I have not heard evidence to convince me that the existing arrangements for financial scrutiny of the CAA are defective. Perhaps I can provide some reassurance by going through the robust mechanisms available for scrutiny of the CAA. The Secretary of State appoints the CAA’s external auditors; presents the CAA’s accounts to Parliament by placing the annual reporting statement in the Library; is involved in the development of the corporate plan; approves, with the Treasury’s consent, the CAA’s national loans and overdraft each year; sets the CAA’s required rate of return on capital; and approves the remuneration of the chairman and non-executive members of the CAA board. That oversight, combined with the work of the CAA’s independent auditors themselves, gives a strong incentive to secure value for money and offers accountability to Parliament.
In addition, as we discussed earlier in the debate on clause 100, the CAA consults on its charges and fees. That provides ample opportunity for industry to raise concerns, with judicial review as an option where appropriate.
The CAA has implemented the Pilling recommendation on value for money audits. Value for money considerations are now integrated into the CAA’s audit programme, and the CAA’s audit partners provide the expertise to ensure that those considerations are explored fully. Furthermore, the efficiency, effectiveness and economic issues are specifically identified in reports submitted to the Department for Transport.
As I have said, in the light of those conclusions I am unable to conclude that the current arrangements for scrutiny of the CAA’s activities are inadequate, which is why I cannot support new clause 1. However, I will continue to reflect on the matter and consider whether further reassurance can be given to Parliament on Report.
I am grateful to the Minister for her explanation. She teased us this morning when she said she fully agreed with our amendment—and then proceeded to demolish it; however, there is a little more encouragement here. She said she will reflect on what we said, and said again before sitting down that she will continue to reflect on what we said. However, we want to press new clause 1 to a vote to demonstrate the strength of feeling on this side of the Committee. Notwithstanding the technical details, Sir Joseph Pilling did not formally recommend any oversight or technical arrangements for the Comptroller and Auditor General or the National Audit Office. The principle is valid and relevant. The Minister says that the money is from not the taxpayer, but the industry. The taxpayer pays the fares and charges, and feeds the industry, so it is an indirect association.

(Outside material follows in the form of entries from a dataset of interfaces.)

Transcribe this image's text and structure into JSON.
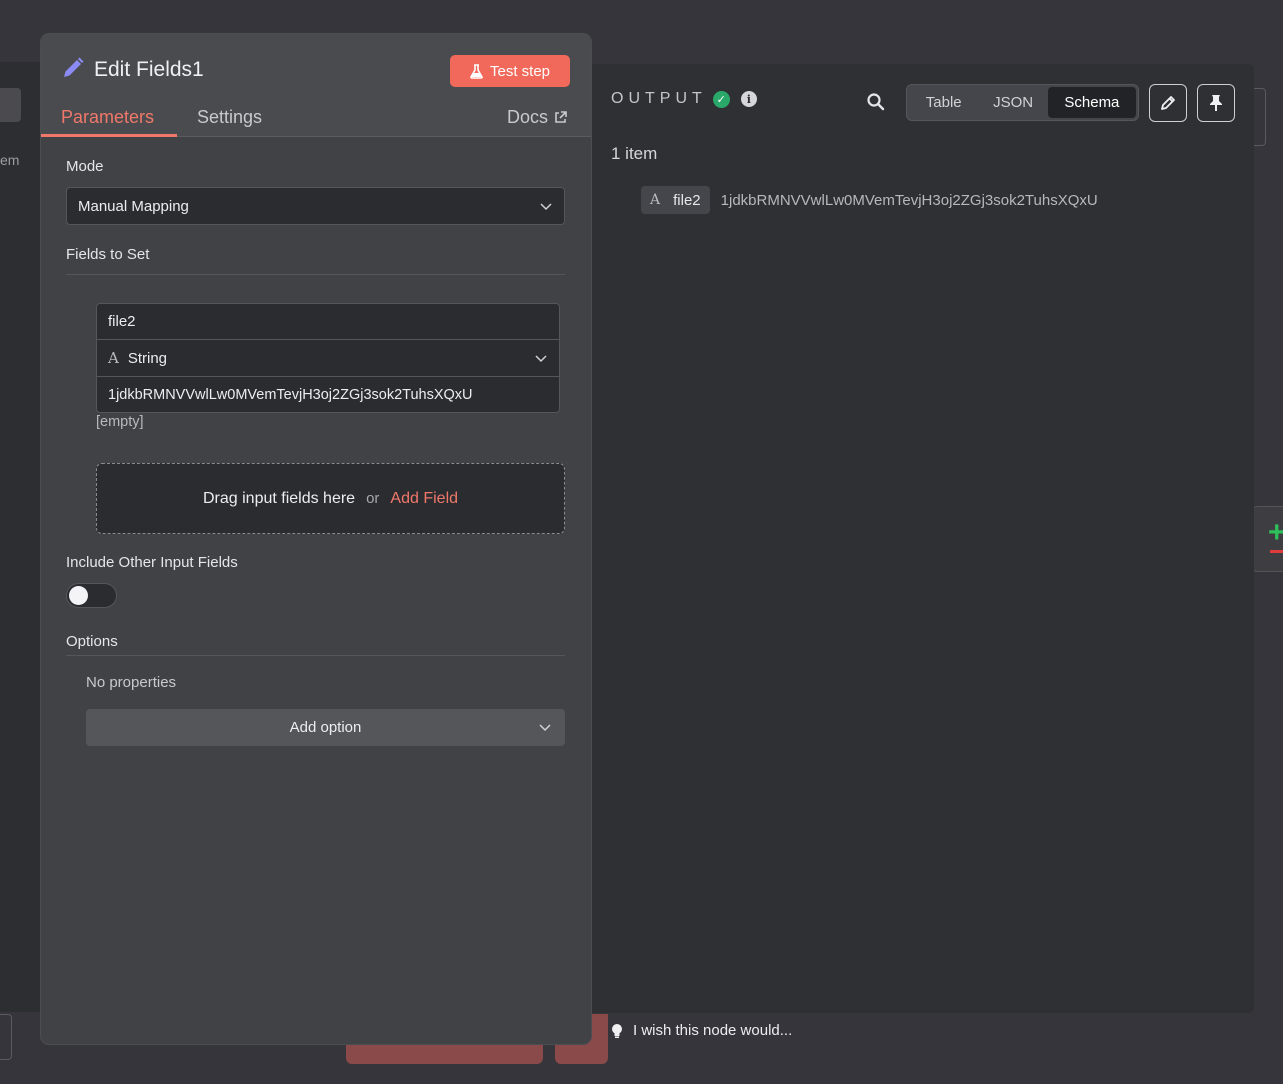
{
  "background": {
    "left_text": "em"
  },
  "output": {
    "title": "OUTPUT",
    "views": [
      "Table",
      "JSON",
      "Schema"
    ],
    "active_view": "Schema",
    "item_count": "1 item",
    "schema": [
      {
        "type_glyph": "A",
        "key": "file2",
        "value": "1jdkbRMNVVwlLw0MVemTevjH3oj2ZGj3sok2TuhsXQxU"
      }
    ]
  },
  "panel": {
    "title": "Edit Fields1",
    "test_step_label": "Test step",
    "tabs": [
      "Parameters",
      "Settings"
    ],
    "active_tab": "Parameters",
    "docs_label": "Docs",
    "mode_label": "Mode",
    "mode_value": "Manual Mapping",
    "fields_label": "Fields to Set",
    "field": {
      "name": "file2",
      "type_glyph": "A",
      "type": "String",
      "value": "1jdkbRMNVVwlLw0MVemTevjH3oj2ZGj3sok2TuhsXQxU",
      "hint": "[empty]"
    },
    "drop_zone": {
      "drag_text": "Drag input fields here",
      "or_text": "or",
      "add_field": "Add Field"
    },
    "include_label": "Include Other Input Fields",
    "include_enabled": false,
    "options_label": "Options",
    "no_properties": "No properties",
    "add_option": "Add option"
  },
  "footer": {
    "wish_text": "I wish this node would..."
  },
  "colors": {
    "accent": "#f0786a",
    "test_button": "#f0695b",
    "success": "#2aa86a",
    "pencil": "#8b8bf5"
  }
}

The taxpayer would expect us to be mindful of trying to keep travel costs down.
I hear what the Minister says about the Secretary of State’s role in reviewing the accounts and appointing non-executive directors, which we discussed earlier. I am not persuaded by the point about parliamentary scrutiny, because so much material goes through Parliament. The NAO looks at the accounts of other regulators, and could very easily do a similar job for the CAA. That would provide the Secretary of State, when she is signing off on the accounts, with the certainty that not only departmental officials but the people responsible for overseeing public finances generally had examined them. That would give a stronger incentive to the CAA to stay on the right side of efficiency.
With respect to the Minister and her explanation, we do not wish to withdraw the new clause.